In June 1942, the Black Sea port of Sevastopol on the Crimea was the scene of some of the fiercest fighting of World War II. Commanded by Generaloberst Erich von Manstein, the German Eleventh Army was dispatched in a powerful attack to seize this important stronghold. Throughout the battle, a stiff but uneven air war raged between German Messerschmitt Me-109 fighters and a handful of determined Soviet airmen based inside Sevastopol. Due to the limited geographic area, the same fighter aces on both sides met in combat each day. Hauptmann Gordon Gollob, Oberleutnants Anton Hackl, Heinrich Setz, and Feldwebel Ernst-Wilhelm Reinert were among the most prominent protagonists in German Fighter Wing 77 (JG 77), as were Kapitans Mikhail Avdeyev, Konstantin Alekseyev, and Boris Babayev in the Soviet naval 6th Guards Fighter Aviation Regiment—6 GIAP/VVS-ChF.
A Mutual Respect
Both sides learned to pay great respect to their adversaries. Heinrich Setz, commanding the fourth Staffel (squadron) of JG 77, described the air combat with “most experienced” Soviet fighter pilots over Sevastopol as “extremely hard,” and Hauptmann Gollob was compelled to instruct his fighter pilots to avoid “turning combats at low flight altitude.”
Recommended: The Colt Python: The Best Revolver Ever Made?
And Kapitan Mikhail Avdeyev, commanding the first squadron (1 AE) of 6 GIAP/VVS-ChF, dedicated much space in his memoirs to honor a most feared German ace over Sevastopol, whom the Soviet pilots called “Z”—their interpretation of the call sign on the fuselage of this Me-109 F as a black Latin character “Z.” Avdeyev wrote: “‘Z’ appeared every day, always with his back protected by other fighters. Usually, he picked his victims carefully, and only rarely were his attacks without success. More than once, I tried to pursue this Fascist, but this proved to be a most difficult undertaking.…
“It was clear that ‘Z’ was an outstanding pilot, definitely somebody from von Richthofen’s inner circle or maybe even von Richthofen himself.…[Von Richthofen was cousin to the famous WWI ace and, at age 47 in 1942, Commander-in-Chief of the Luftwaffe 4th Air Fleet fighting at Sevastopol.]

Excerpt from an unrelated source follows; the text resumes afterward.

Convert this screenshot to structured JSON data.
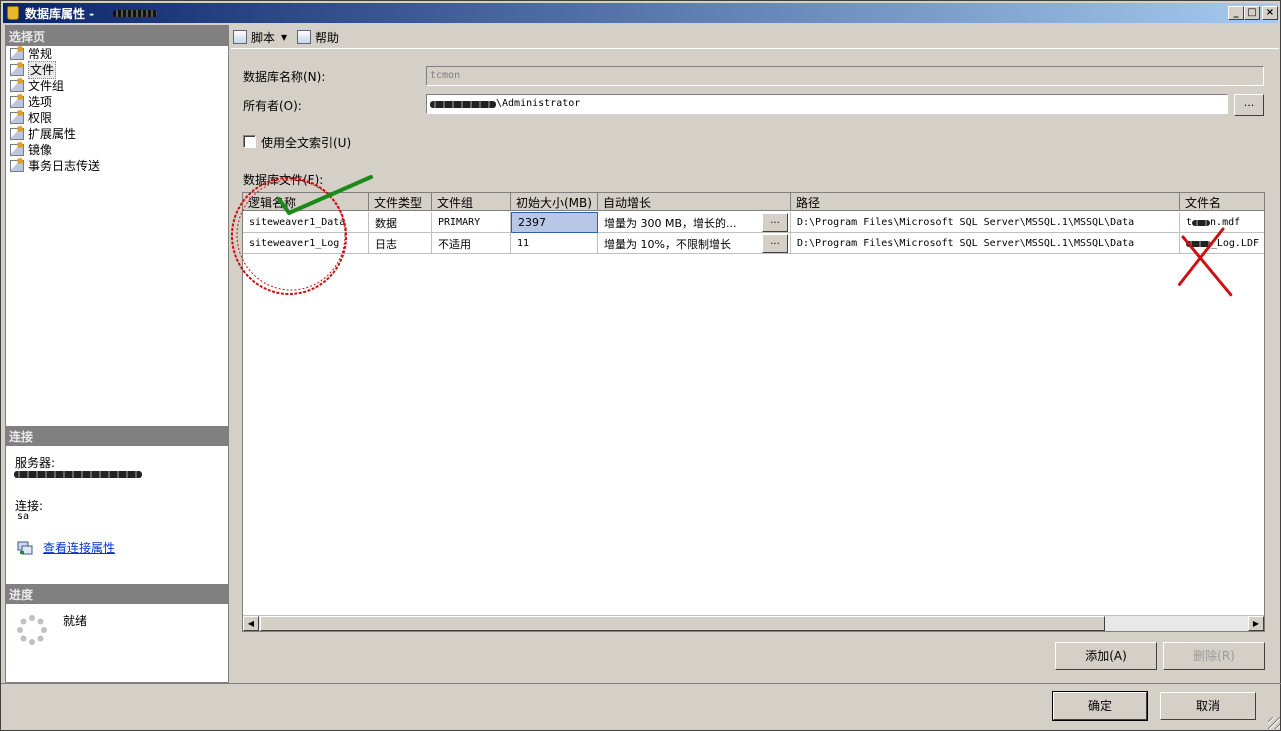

“That damned ‘Z’ deprived us of our sleep and never left us in peace. It was as if he jeered at us. A hundred times I examined my mind to find out different ways of attacking him—from above, from below, from the clouds or from the sun. But these fine theories always were shattered by the realities. ‘Z’ wasn’t someone whom you could lure into a trap, or who could be made to lose his nerves through a frontal attack. He was a worthy opponent, and he definitely gave us a lot of headache.”
“Z” was Anton Hackl, the Staffelkapitän of 5./JG 77. “Toni” Hackl would remain in frontline service during the entire war. He was among the few who survived more than a thousand combat sorties, achieving a total of 192 confirmed and 24 unconfirmed aerial victories. Roaming the skies above Sevastopol with his Me-109 F-4, “Black 5,” in June 1942, “Toni” Hackl would bring down 11 Soviet aircraft during this battle, making him the most successful German fighter pilot during the campaign. Mikhail Avdeyev was a stunned witness of how swiftly “Z” shot down an Il-2 of 18 ShAP/VVS-ChF in early June: “The fighters of the 1st Eskadrilya took off first. Three or four minutes later, a dozen Messerschmitts appeared. In that moment, Mayor Gubriy’s Stormoviks were taking off.
“Eight Yakovlevs met the Messerschmitts over the sea. Our fast, sudden attack and precise gauge maneuvers drew the Messerschmitts into combat and prevented them from engaging the Stormoviks. Then, from somewhere high above, beyond the dogfight, one Messerschmitt, which no one had detected, came rushing downward like a vulture. It set one of the Stormoviks on fire and disappeared at treetop level. Together with Danilko, I tried to pursue him as he leveled out from the dive, but we were intercepted by four Messerschmitts. We caught a quick glimpse of a black ‘Z’ on the hunter’s fuselage side.”
Nevertheless, both Soviet and German accounts indicate that the Soviet naval airmen based inside Sevastopol in general were tougher than their German counterparts. Several statements by Luftwaffefliers that flew against Sevastopol reveal how impressed the Germans were with the stamina displayed by these Soviet pilots.
Duels in the Skies
In early June 1942, the airmen of both sides had been involved in a prolonged and intense campaign over the eastern part of the Crimea, the Kerch Peninsula (which was completely overrun by the Germans in May 1942), and were in desperate need of a rest.
Leutnant Armin Köhler of I./JG 77 wrote in his diary: “Each day there is an uninterrupted row of combat sorties. We are unable to sleep at night. If this carries on much longer, our nerves will soon be worn down.”